## ABOUT THIS EXERCISE
Every line that contains "victor" must be located and copied from the data.

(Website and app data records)
━━━━━━━━
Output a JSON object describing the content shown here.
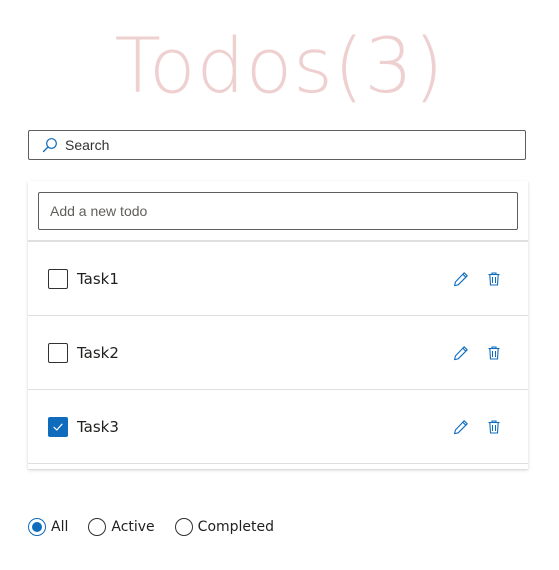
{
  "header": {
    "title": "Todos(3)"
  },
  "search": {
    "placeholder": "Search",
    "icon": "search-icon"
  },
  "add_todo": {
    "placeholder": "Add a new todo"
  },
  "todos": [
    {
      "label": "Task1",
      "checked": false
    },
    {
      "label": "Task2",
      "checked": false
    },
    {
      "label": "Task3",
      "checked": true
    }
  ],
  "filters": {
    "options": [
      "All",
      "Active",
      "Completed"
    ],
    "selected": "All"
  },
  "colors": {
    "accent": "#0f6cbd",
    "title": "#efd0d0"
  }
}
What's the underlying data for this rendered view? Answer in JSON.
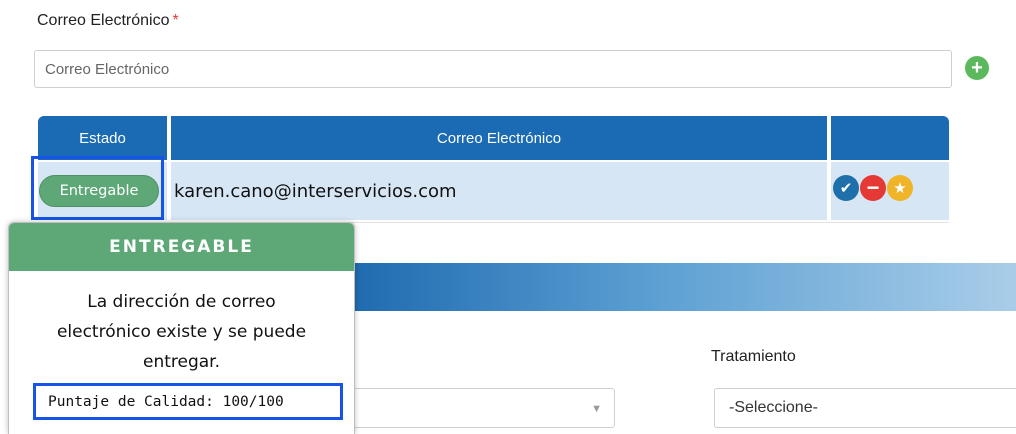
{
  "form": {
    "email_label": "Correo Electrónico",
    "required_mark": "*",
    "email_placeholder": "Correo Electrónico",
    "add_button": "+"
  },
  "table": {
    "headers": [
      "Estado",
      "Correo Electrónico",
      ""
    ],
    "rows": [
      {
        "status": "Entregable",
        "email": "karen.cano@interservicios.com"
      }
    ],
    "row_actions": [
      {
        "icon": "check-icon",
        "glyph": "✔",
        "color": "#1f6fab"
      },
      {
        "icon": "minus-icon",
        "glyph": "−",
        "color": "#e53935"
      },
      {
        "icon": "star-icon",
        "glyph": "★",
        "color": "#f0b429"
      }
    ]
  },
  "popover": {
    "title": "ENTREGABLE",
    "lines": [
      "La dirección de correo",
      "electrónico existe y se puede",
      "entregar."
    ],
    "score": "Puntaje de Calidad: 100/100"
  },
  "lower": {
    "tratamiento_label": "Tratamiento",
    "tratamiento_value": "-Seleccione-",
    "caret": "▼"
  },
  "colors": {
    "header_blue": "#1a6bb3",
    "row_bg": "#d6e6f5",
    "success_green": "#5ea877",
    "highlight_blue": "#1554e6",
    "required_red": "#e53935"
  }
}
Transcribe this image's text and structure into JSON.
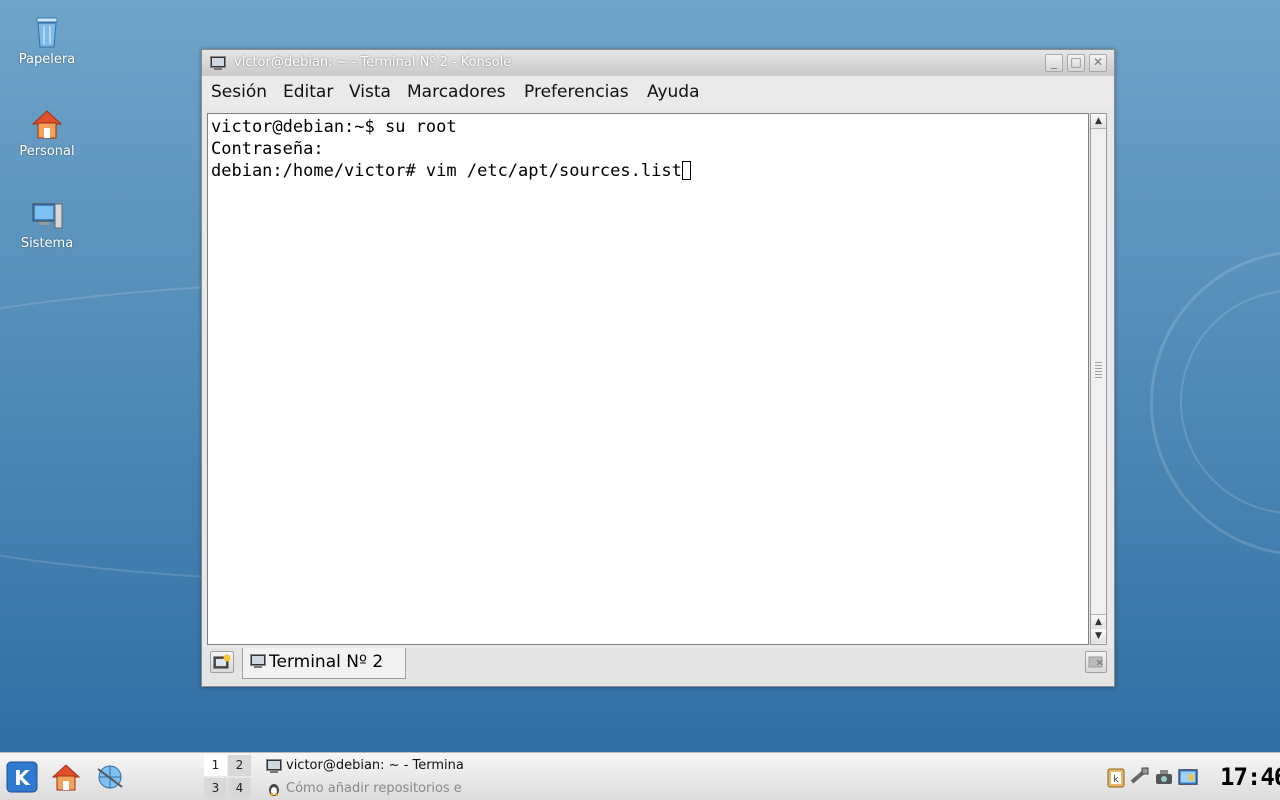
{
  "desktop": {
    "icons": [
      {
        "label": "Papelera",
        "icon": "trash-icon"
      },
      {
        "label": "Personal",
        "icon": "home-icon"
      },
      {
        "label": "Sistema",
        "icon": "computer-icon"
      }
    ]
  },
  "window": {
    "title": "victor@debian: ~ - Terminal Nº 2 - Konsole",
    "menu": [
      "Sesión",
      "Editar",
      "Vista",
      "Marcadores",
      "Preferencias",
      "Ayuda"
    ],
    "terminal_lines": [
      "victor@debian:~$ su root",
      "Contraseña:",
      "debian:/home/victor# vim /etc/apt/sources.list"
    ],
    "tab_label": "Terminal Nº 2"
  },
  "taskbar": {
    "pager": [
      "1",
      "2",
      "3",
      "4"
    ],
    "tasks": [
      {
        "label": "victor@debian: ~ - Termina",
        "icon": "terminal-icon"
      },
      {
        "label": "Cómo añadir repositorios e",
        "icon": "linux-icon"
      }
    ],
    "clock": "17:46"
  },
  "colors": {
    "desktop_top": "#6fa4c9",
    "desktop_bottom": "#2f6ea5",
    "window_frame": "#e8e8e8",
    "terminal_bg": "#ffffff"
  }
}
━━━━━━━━
## RESULT
    "title": "victor@debian: ~ - Terminal Nº 2 - Konsole",
      "victor@debian:~$ su root",
      "debian:/home/victor# vim /etc/apt/sources.list"
        "label": "victor@debian: ~ - Termina",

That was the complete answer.